I regularly jog past a Planned Parenthood center on my running route. Unless it’s raining (I guess “baby killing” is ok on rainy days) there is always a handful of protesters out-front, typically the same 4-5 older people. This week, however, as I ran by I saw a much bigger crowd, maybe 15-20 protestors. They seemed more spun up and motivated than usual. I slowed down and asked a lady on the edge of the group what was going on.
“They just hired a new doctor and we’re here to make sure she knows God is watching and that there is a special place in hell for people that don’t respect the sanctity of life,” she said with boiling passion.
While this isn’t an uncommon occurrence or worldview in America I was struck by the fact that she was wearing a wolf hunting t-shirt. The slogan said, “Kill the Wolves, and the people who put them here”, a snarling wolf face in crosshairs adorned the back.
“I agree that life should be respected, so why are you all about killing wolves? Are they not alive? Are they not God’s creations as well?” I asked.
“Human life was created in the Father’s image. We look like him. We’re special!” she shouted back before going off on a comically satisfying tangent about Satan and wolves being in cahoots (I’ll save that for another article).
It’s common in today’s political parlance to hear the phrase “the sanctity of human life”. In this context, sanctity is referring to sacredness or holiness and not value, respect, or honor etc. I make this distinction in order to ensure that my following argument isn’t misconstrued as anti-life or anti-human. My intent is to show that life in all things is equally deserving of “sanctity”, not just human, and that holiness has nothing to do with it.
The always humorously-on-point organization, Focus on the Family writes on their website,
“The Bible establishes that human life is sacred in Genesis 1:27: ‘So God created man in his own image, in the image of God he created him; male and female he created them.’
“To be created in the likeness of God means that each human bears His image and with it, a value beyond our unique characteristics or individual attributes. Nothing else in God’s created order has the distinction of reflecting His image; it’s a privileged status reserved only for humankind.”
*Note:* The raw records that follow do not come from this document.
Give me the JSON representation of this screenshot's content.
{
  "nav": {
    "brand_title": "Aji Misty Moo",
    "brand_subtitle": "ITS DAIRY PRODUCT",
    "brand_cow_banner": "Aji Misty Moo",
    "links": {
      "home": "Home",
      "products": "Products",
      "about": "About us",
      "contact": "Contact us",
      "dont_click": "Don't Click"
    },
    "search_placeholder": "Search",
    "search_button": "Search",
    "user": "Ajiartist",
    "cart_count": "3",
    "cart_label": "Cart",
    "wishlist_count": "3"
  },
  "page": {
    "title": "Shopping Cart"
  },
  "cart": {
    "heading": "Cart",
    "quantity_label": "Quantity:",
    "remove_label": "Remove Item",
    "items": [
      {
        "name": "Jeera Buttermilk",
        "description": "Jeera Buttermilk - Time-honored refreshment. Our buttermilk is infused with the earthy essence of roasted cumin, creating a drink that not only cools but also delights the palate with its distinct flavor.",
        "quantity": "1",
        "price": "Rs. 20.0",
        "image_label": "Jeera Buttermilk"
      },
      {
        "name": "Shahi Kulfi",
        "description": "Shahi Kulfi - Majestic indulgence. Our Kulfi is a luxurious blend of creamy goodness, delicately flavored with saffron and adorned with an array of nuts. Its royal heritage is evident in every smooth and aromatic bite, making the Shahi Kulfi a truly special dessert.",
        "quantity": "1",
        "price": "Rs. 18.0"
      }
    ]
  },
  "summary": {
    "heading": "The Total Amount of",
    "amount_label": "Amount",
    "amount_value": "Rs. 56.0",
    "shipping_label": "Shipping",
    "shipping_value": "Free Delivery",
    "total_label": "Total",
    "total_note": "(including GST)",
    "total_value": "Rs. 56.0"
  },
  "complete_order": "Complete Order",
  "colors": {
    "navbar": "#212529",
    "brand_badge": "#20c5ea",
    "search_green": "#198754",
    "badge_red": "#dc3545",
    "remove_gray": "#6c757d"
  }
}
So humankind is created in the image of God? I look in the mirror and supposedly I see God looking back at me: similar height, build, sex, etc. Without thinking deeper this idea might be comforting as I create (subconsciously or consciously) the personal God I will, in turn, attribute most things too. I’m white, so God must be white? I’m male, so God must be male? I was Christian, so God must be Christian? My religious black friends might disagree, so might my Asian or Hispanic friends, or the religious feminists or my Muslim friends.
Let’s suppose for the sake of argument that the Genesis verse is not talking about race but biology. Our general (no sex, no race) physical look and biological structure. If this were true then we’d have to assume that humanity has always been, and will never not be what we are today. No physical changes, no evolution. Makes sense right? I suppose, unless you paid attention in junior high biology.
DNA evidence and genetic research are truly nails in the coffin of most religions, especially those with Abrahamic roots. The LA Times recently wrote, “Scientists now estimate that somewhere between 1.8% and 2.6% of the DNA in most people alive today was inherited from Neanderthals” You could surmise from this that some of the genetic traits that helped our ancestors survive, and may still be integral parts of many of our lives, came from beings that most people in the religious world wouldn’t consider human (ie not made in God’s image). This is one example but I could show hundreds, where genetics show human biological connections with every living thing around us. These connections indicate a common living ancestor, or starting point—an organism that wasn’t “made in God’s image”.
Ok, so maybe it’s our consciousness not biology that is meant by “God’s image”—our ability to have compassion and to reason, or to solve complex problems. There are hundreds of studies that prove this idea wrong, but let’s look at one.
A group from Emory University did a study with prairie voles. TheScienceExplorer.com writes,
“The researchers created an experiment where they temporarily isolated relatives and known individuals from each other. While isolated, they gave one of them mild shocks. Once they were reunited, the non-stressed prairie voles began to lick the stressed voles sooner and for longer durations compared to the control scenario where individuals were separated, but neither were exposed to shocks…
“The study also showed that oxytocin, also known as the “love hormone,” is the underlying mechanism for this empathy. Oxytocin is the receptor associated with empathy in humans, so [the] team blocked this neurotransmitter in the prairie voles and then conducted a series of similar experiments. It turns out that blocking oxytocin resulted in the prairie voles ceasing to console each other.”
This research is a great example of how love, compassion, empathy etc. are not traits only found in humans. Many, many studies show numerous other species displaying several of the same or similar highly intelligent functions we’d consider necessary for human social functioning to take place.
To claim foundationally (as Abrahamic religions do), that man as we know him today, miraculously burst into existence 6ish thousand years ago may have made sense a few hundred years before modern science came into its present professional state. To continue saying it in a world where we can look at the bones of our pre-homo sapien ancestors, a world where I can have my genome sequenced and see Neanderthal remnants, and a world where I see other species behaving in more moral/ethical/just ways than our own, is plain insane and destructive.
Man isn’t made in God’s image, God is made in man’s.